The setting is peaceful and seems like an idyllic retreat for rest and relaxation. On the property is a business designed just for that, but it's not for people, just animals.
Pamela Balin is the owner of the property and recently put her love of animals into a business when she opened Llama Palooza Ranch in Williams. Llama Palooza is a dog boarding ranch located just north of Williams on highway 64.
"It's very peaceful and stress-free," Balin said. "When you go to PetSmart or another big kennel, there is a lot of barking. Here the first thing they do is run around and have fun."
The ranch is the second dog boarding facility that Balin has owned. She and her husband own another dog boarding facility in Cave Creek.

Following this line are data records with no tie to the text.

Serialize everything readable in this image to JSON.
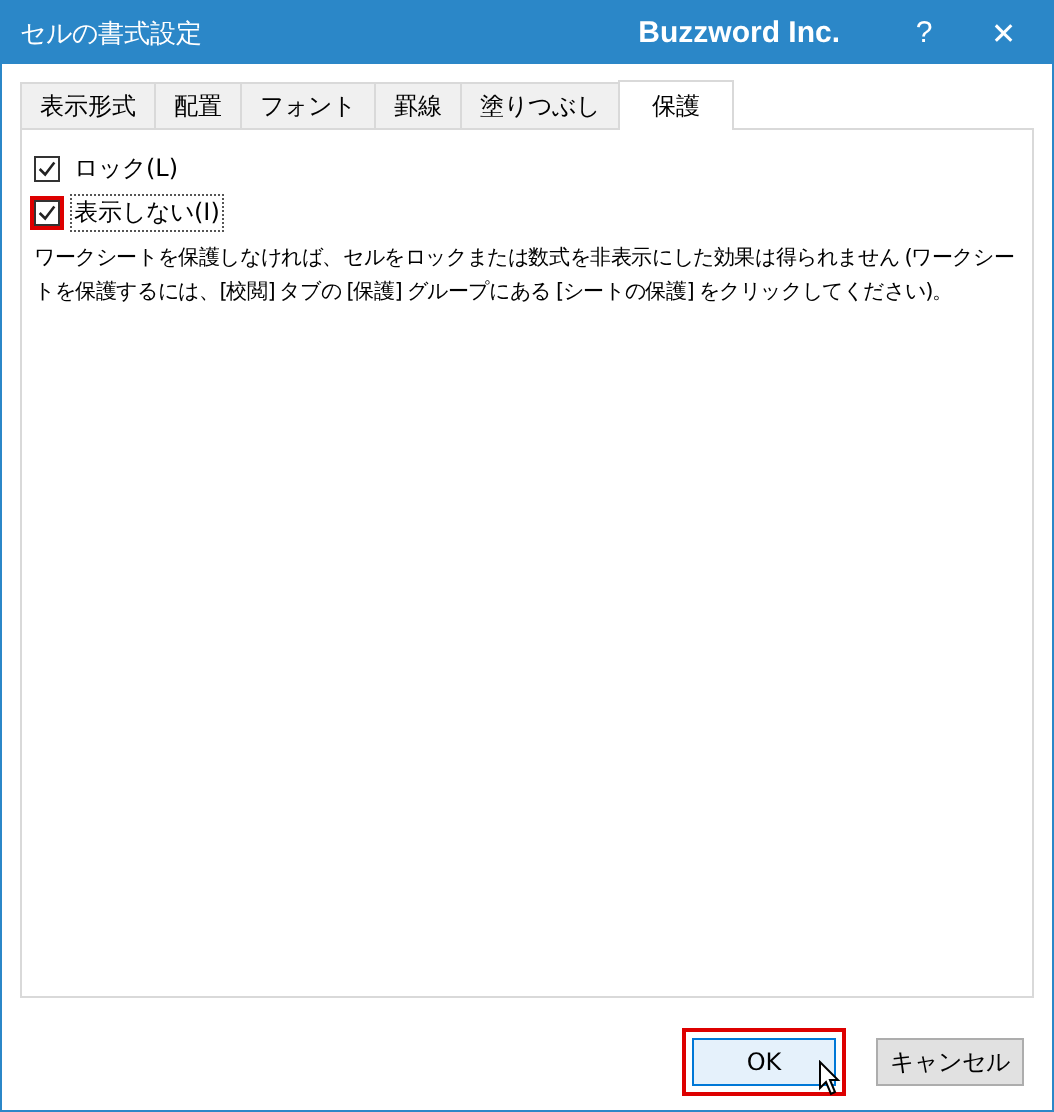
{
  "window": {
    "title": "セルの書式設定",
    "brand": "Buzzword Inc.",
    "help": "?",
    "close": "✕"
  },
  "tabs": [
    {
      "label": "表示形式",
      "selected": false
    },
    {
      "label": "配置",
      "selected": false
    },
    {
      "label": "フォント",
      "selected": false
    },
    {
      "label": "罫線",
      "selected": false
    },
    {
      "label": "塗りつぶし",
      "selected": false
    },
    {
      "label": "保護",
      "selected": true
    }
  ],
  "options": [
    {
      "label": "ロック(L)",
      "checked": true,
      "highlighted": false
    },
    {
      "label": "表示しない(I)",
      "checked": true,
      "highlighted": true
    }
  ],
  "note": "ワークシートを保護しなければ、セルをロックまたは数式を非表示にした効果は得られません (ワークシートを保護するには、[校閲] タブの [保護] グループにある [シートの保護] をクリックしてください)。",
  "buttons": [
    {
      "label": "OK",
      "default": true,
      "highlighted": true
    },
    {
      "label": "キャンセル",
      "default": false,
      "highlighted": false
    }
  ]
}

Balin has always had a love for animals and did a lot of house sitting and pet care prior to opening her first business. Balin said her clients encouraged her to open her first business on her five-acre property in Cave Creek.
Balin recently purchased the house and property in Williams and decided to bring her business up north. The property has a house, bunkhouse and barn on 10 acres.
"The barn and house were here, we did the fencing and some other improvements," Balin said. "It's great because it's fully fenced with areas that are divided."
Balin said most of the dogs can just roam the property and mingle with the livestock. She said each dog is outfitted with a tile that is attached to their collars. Balin can track the animals on her GPS if she needs to immediately locate them.
"They can be off chasing rabbits or whatever and I can see where they are," Balin said.
Balin said all of her livestock have been raised with dogs and she hasn't had any problems between the animals at her Cave Creek location.
"We never really have issues with my horses and llamas, they have been raised around dogs," Balin said. "The dogs have so much room to run and so many things to explore, there just isn't any aggression. They may chase the donkeys, but the donkeys will chase them back."
However, Balin said she has different areas fenced off on the property if some of the dogs have problems with other dogs or the livestock.
Balin said there are automatic water feeders placed around the property and several shade structures, although the property is covered in pinon pines and junipers.
"I'm planning to take in only six to eight dogs per day," Balin said. "They will sleep in the barn in soft clean hay separated from any of the other animals."
Although Balin focuses her business on larger dogs, she will accept smaller dogs in certain circumstances.
"The little tiny dogs are a risk," Balin said. "We worry about owls, but I do get requests for small animals and if the owner is okay with the risk then we can try. They just can't fit through the fence."
Balin said she will also board horses and other large animals.
"I have watched a pig and kept goats for an entire summer," Balin said.
Balin said she had already gotten requests from Phoenix valley residents to board their pets to get them out of the heat.
More information is available from Balin at (602) 214-8224.